MATERIAL PROVIDED section start

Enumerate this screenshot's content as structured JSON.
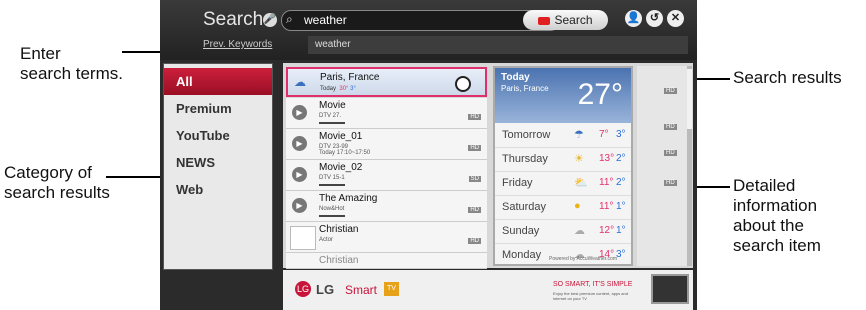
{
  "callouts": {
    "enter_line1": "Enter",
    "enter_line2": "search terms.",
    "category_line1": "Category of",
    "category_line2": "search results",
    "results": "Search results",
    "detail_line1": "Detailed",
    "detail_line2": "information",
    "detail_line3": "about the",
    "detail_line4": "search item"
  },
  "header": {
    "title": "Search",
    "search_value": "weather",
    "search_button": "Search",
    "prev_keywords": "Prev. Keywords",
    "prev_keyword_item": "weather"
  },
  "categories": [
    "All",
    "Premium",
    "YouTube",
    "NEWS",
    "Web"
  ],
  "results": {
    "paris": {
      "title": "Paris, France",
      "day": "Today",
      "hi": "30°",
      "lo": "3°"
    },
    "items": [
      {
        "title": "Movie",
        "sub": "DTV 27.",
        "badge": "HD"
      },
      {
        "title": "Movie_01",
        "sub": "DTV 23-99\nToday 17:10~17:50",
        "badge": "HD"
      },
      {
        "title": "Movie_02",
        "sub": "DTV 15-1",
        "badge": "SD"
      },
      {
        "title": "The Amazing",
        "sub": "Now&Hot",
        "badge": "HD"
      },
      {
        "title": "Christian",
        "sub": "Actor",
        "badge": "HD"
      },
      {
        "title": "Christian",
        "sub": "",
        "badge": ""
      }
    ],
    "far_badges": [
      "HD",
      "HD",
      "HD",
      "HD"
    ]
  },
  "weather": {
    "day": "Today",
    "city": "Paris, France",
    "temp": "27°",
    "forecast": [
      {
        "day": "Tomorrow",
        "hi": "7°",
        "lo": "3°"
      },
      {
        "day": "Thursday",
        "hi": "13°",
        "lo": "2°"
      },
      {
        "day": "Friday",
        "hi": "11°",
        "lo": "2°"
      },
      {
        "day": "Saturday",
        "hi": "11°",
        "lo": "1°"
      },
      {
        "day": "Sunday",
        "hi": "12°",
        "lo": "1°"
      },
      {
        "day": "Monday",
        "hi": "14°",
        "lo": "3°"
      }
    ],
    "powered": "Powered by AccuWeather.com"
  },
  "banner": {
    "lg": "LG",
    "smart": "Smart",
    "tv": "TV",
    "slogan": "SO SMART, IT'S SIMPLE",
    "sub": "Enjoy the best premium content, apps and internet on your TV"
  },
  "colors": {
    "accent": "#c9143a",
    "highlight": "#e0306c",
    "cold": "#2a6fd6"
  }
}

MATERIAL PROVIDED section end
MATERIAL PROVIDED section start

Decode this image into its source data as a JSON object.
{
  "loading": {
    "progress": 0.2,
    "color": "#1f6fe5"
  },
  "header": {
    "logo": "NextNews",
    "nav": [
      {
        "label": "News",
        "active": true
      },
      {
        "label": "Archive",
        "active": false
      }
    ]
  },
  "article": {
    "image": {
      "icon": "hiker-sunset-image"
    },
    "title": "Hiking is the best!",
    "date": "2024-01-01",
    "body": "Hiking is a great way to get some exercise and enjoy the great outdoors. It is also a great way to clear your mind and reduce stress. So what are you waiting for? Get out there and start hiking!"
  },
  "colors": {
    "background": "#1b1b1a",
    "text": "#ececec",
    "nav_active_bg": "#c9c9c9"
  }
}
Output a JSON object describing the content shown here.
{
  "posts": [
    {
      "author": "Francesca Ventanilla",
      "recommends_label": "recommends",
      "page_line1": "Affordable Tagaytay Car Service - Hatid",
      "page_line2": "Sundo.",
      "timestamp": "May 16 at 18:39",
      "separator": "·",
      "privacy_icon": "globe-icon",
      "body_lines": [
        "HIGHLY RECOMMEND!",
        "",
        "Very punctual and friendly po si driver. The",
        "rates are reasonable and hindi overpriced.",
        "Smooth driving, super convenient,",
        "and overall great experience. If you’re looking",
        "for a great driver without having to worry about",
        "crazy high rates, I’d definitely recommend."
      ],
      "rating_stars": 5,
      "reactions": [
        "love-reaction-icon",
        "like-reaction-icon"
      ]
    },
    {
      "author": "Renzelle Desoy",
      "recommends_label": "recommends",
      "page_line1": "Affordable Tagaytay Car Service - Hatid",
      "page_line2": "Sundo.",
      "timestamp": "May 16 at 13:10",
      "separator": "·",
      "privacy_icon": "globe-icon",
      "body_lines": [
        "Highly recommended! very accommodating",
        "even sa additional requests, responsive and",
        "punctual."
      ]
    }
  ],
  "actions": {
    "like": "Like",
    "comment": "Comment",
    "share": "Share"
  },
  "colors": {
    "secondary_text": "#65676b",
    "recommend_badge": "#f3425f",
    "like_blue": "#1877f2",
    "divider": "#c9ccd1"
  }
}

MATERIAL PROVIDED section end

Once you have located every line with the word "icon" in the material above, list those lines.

      "icon": "hiker-sunset-image"
      "privacy_icon": "globe-icon",
        "love-reaction-icon",
        "like-reaction-icon"
      "privacy_icon": "globe-icon",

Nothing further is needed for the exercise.